    Now if only baseball would get serious about drug use. Making the first offense a 25-game suspension, the 2nd a 100-game suspension, and the 3rd a lifetime suspension sounds great, but somehow it loses credibility when they add the caveat that on being hit with a lifetime suspension, after 2-3 years, a player can petition for re-installation to the game. What the hell do they think ‘lifetime’ means? Why bother, if there’s no teeth in it, if the penalties don’t mean what they say; besides which, if any player is so stupid or clueless that he can’t figure out after 3 offenses that drug use is OUT, then the game doesn’t need him. No one is that stellar that the sport can’t get on without him.

    The commentators have always had a notion that THEY are the reason for the occasion, not the game. It’s just gotten more egregious in the past few years. Perhaps they need to be reminded by the public that the TV comes with a ‘mute’ button, and that no one goes to or tunes into a game just to hear their babble.

    All of which is why I don’t bother with any sort of pro sports any more. The local high school teams are a lot more fun to watch.

  • What commentators don’t you like?

  • Nancy

    Who are you asking, me or gypsyman? If me, I stopped listening years ago, so I have no current names to proffer, but Howard Cosell (sp?) used to drive me nuts.

  • It’s open-ended. Anyone can answer.

    I for one could do without Bill Raftery, who sounds like Snagglepuss on crystal meth.

  • Nancy
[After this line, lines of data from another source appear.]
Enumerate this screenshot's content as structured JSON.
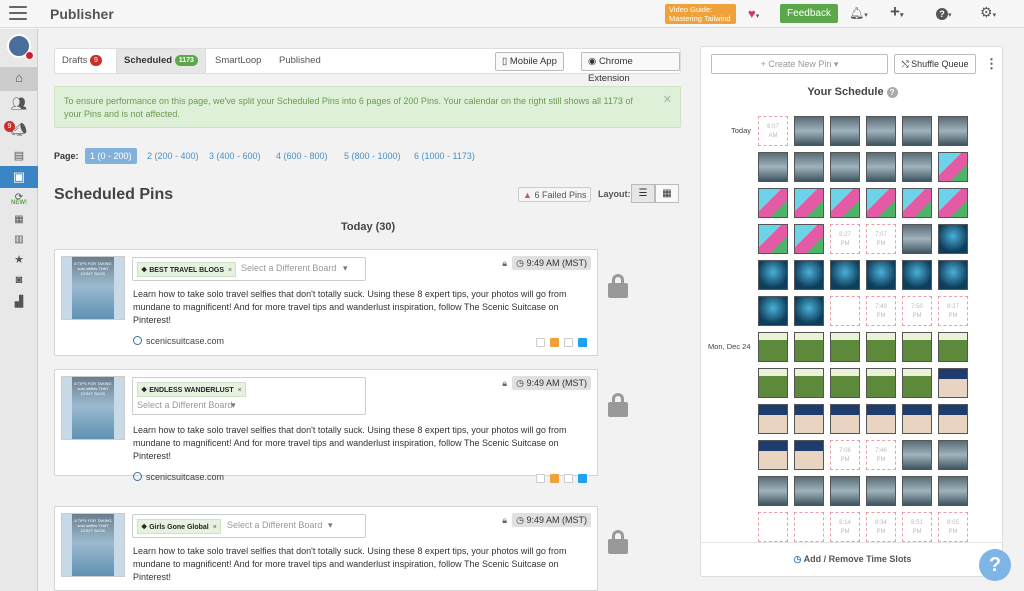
{
  "app": {
    "title": "Publisher"
  },
  "topbar": {
    "video_guide_line1": "Video Guide:",
    "video_guide_line2": "Mastering Tailwind",
    "feedback_label": "Feedback"
  },
  "sidebar": {
    "new_label": "NEW!",
    "notif_count": "9"
  },
  "tabs": [
    {
      "label": "Drafts",
      "count": "9",
      "color": "#c9302c"
    },
    {
      "label": "Scheduled",
      "count": "1173",
      "color": "#5aa849"
    },
    {
      "label": "SmartLoop"
    },
    {
      "label": "Published"
    }
  ],
  "toolbar": {
    "mobile_app": "Mobile App",
    "chrome_ext": "Chrome Extension"
  },
  "notice": {
    "text": "To ensure performance on this page, we've split your Scheduled Pins into 6 pages of 200 Pins. Your calendar on the right still shows all 1173 of your Pins and is not affected."
  },
  "pagination": {
    "label": "Page:",
    "pages": [
      "1 (0 - 200)",
      "2 (200 - 400)",
      "3 (400 - 600)",
      "4 (600 - 800)",
      "5 (800 - 1000)",
      "6 (1000 - 1173)"
    ]
  },
  "heading": "Scheduled Pins",
  "failed_pins": "6 Failed Pins",
  "layout_label": "Layout:",
  "day_heading": "Today (30)",
  "pins": [
    {
      "board": "BEST TRAVEL BLOGS",
      "board_placeholder": "Select a Different Board",
      "time": "9:49 AM (MST)",
      "description": "Learn how to take solo travel selfies that don't totally suck. Using these 8 expert tips, your photos will go from mundane to magnificent! And for more travel tips and wanderlust inspiration, follow The Scenic Suitcase on Pinterest!",
      "url": "scenicsuitcase.com",
      "thumb_text": "8 TIPS FOR TAKING solo selfies THAT DON'T SUCK"
    },
    {
      "board": "ENDLESS WANDERLUST",
      "board_placeholder": "Select a Different Board",
      "time": "9:49 AM (MST)",
      "description": "Learn how to take solo travel selfies that don't totally suck. Using these 8 expert tips, your photos will go from mundane to magnificent! And for more travel tips and wanderlust inspiration, follow The Scenic Suitcase on Pinterest!",
      "url": "scenicsuitcase.com",
      "thumb_text": "8 TIPS FOR TAKING solo selfies THAT DON'T SUCK"
    },
    {
      "board": "Girls Gone Global",
      "board_placeholder": "Select a Different Board",
      "time": "9:49 AM (MST)",
      "description": "Learn how to take solo travel selfies that don't totally suck. Using these 8 expert tips, your photos will go from mundane to magnificent! And for more travel tips and wanderlust inspiration, follow The Scenic Suitcase on Pinterest!",
      "url": "",
      "thumb_text": "8 TIPS FOR TAKING solo selfies THAT DON'T SUCK"
    }
  ],
  "schedule": {
    "create_pin": "Create New Pin",
    "shuffle": "Shuffle Queue",
    "title": "Your Schedule",
    "row_labels": [
      {
        "label": "Today",
        "row": 0
      },
      {
        "label": "Mon, Dec 24",
        "row": 6
      }
    ],
    "rows": [
      [
        "e:6:07 AM",
        "waterfall",
        "waterfall",
        "waterfall",
        "waterfall",
        "waterfall"
      ],
      [
        "waterfall",
        "waterfall",
        "waterfall",
        "waterfall",
        "waterfall",
        "pink"
      ],
      [
        "pink",
        "pink",
        "pink",
        "pink",
        "pink",
        "pink"
      ],
      [
        "pink",
        "pink",
        "e:6:27 PM",
        "e:7:07 PM",
        "waterfall",
        "blue"
      ],
      [
        "blue",
        "blue",
        "blue",
        "blue",
        "blue",
        "blue"
      ],
      [
        "blue",
        "blue",
        "e",
        "e:7:49 PM",
        "e:7:50 PM",
        "e:8:27 PM"
      ],
      [
        "green",
        "green",
        "green",
        "green",
        "green",
        "green"
      ],
      [
        "green",
        "green",
        "green",
        "green",
        "green",
        "sign"
      ],
      [
        "sign",
        "sign",
        "sign",
        "sign",
        "sign",
        "sign"
      ],
      [
        "sign",
        "sign",
        "e:7:06 PM",
        "e:7:46 PM",
        "waterfall",
        "waterfall"
      ],
      [
        "waterfall",
        "waterfall",
        "waterfall",
        "waterfall",
        "waterfall",
        "waterfall"
      ],
      [
        "e",
        "e",
        "e:8:14 PM",
        "e:8:34 PM",
        "e:8:51 PM",
        "e:8:05 PM"
      ]
    ],
    "add_remove": "Add / Remove Time Slots"
  },
  "help_label": "?"
}
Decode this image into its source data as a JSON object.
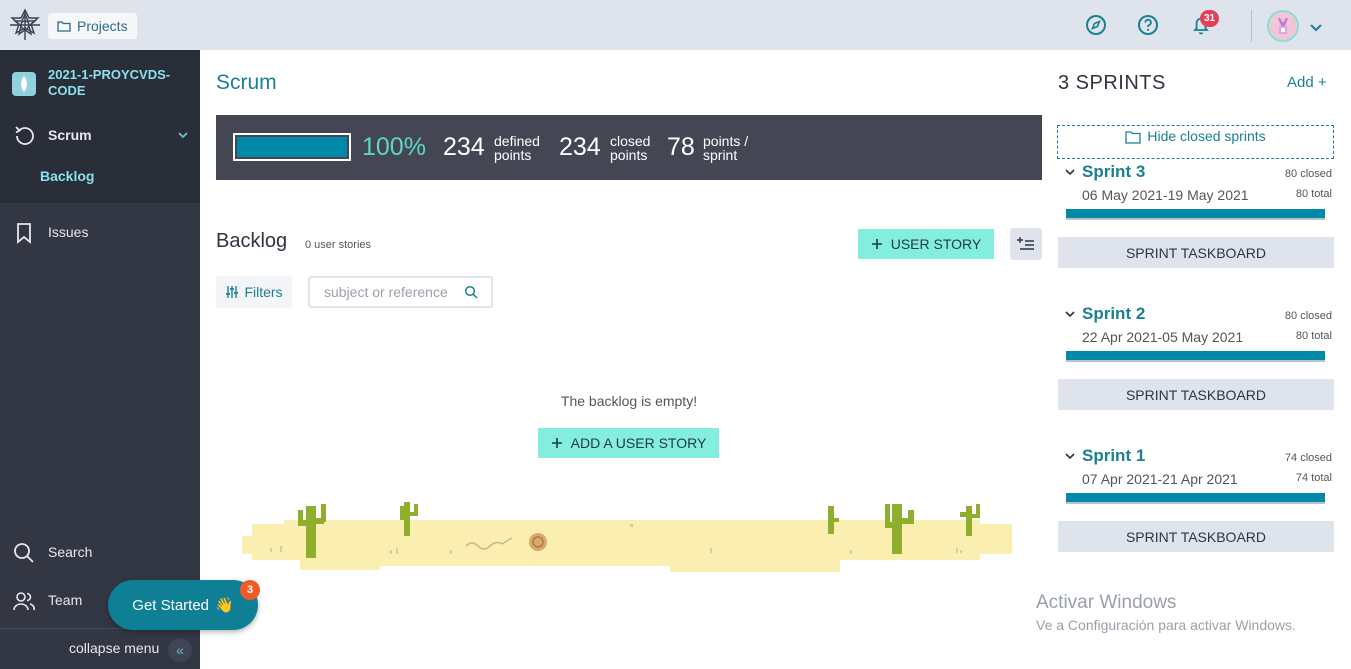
{
  "topbar": {
    "projects_label": "Projects",
    "notifications_count": "31",
    "icons": [
      "taiga-logo-icon",
      "folder-icon",
      "compass-icon",
      "help-icon",
      "bell-icon",
      "avatar",
      "chevron-down-icon"
    ]
  },
  "sidebar": {
    "project_name": "2021-1-PROYCVDS-CODE",
    "scrum_label": "Scrum",
    "backlog_label": "Backlog",
    "issues_label": "Issues",
    "search_label": "Search",
    "team_label": "Team",
    "collapse_label": "collapse menu"
  },
  "get_started": {
    "label": "Get Started",
    "emoji": "👋",
    "badge": "3"
  },
  "main": {
    "title": "Scrum",
    "summary": {
      "progress_percent": 100,
      "percent_label": "100%",
      "defined_points": "234",
      "defined_label_1": "defined",
      "defined_label_2": "points",
      "closed_points": "234",
      "closed_label_1": "closed",
      "closed_label_2": "points",
      "points_per_sprint": "78",
      "pps_label_1": "points /",
      "pps_label_2": "sprint"
    },
    "backlog_title": "Backlog",
    "backlog_count": "0 user stories",
    "user_story_button": "USER STORY",
    "filters_label": "Filters",
    "search_placeholder": "subject or reference",
    "empty_message": "The backlog is empty!",
    "add_story_button": "ADD A USER STORY"
  },
  "sprints_panel": {
    "title": "3 SPRINTS",
    "add_label": "Add",
    "hide_closed_label": "Hide closed sprints",
    "sprints": [
      {
        "name": "Sprint 3",
        "dates": "06 May 2021-19 May 2021",
        "closed": "80 closed",
        "total": "80 total",
        "progress": 1.0,
        "button": "SPRINT TASKBOARD"
      },
      {
        "name": "Sprint 2",
        "dates": "22 Apr 2021-05 May 2021",
        "closed": "80 closed",
        "total": "80 total",
        "progress": 1.0,
        "button": "SPRINT TASKBOARD"
      },
      {
        "name": "Sprint 1",
        "dates": "07 Apr 2021-21 Apr 2021",
        "closed": "74 closed",
        "total": "74 total",
        "progress": 1.0,
        "button": "SPRINT TASKBOARD"
      }
    ]
  },
  "windows_watermark": {
    "title": "Activar Windows",
    "subtitle": "Ve a Configuración para activar Windows."
  },
  "colors": {
    "accent": "#1b7f92",
    "progress": "#008aa8",
    "button_mint": "#83eede",
    "sidebar": "#323743",
    "summary_bar": "#444653"
  }
}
    Oh, Lordy-! Now THAT I’d like to hear, but only once. But, as mentioned above, I do think that these days only high school sports is any fun anymore. Even college stuff is undermined by the pro-rot, to a degree, except for Army-Navy. Maybe because they already have a career in the military?

  • That may be the most prestigious rivalry, but only one matchup is dubbed “The Game” — Harvard-Yale.

    Remember that the Ivy League, as haughty as they may be, is the only Division I conference does not give out athletic scholarships.

  • Nancy

    Well, that’s because THOSE guys all already have careers in the existing Power Structure anyway. Future SC clerks, WH aides, etc. y’know.

  • Matthew – agree re: Ivy League sports being exciting, though I would argue their athletes are closer to receiving scholarships than most would believe. Several of my college teammates received academic and need-based “grants” that similar non-athlete students had no chance of receiving. I fully support the practice, but it flies in the face of Ivy League purity many believe exist.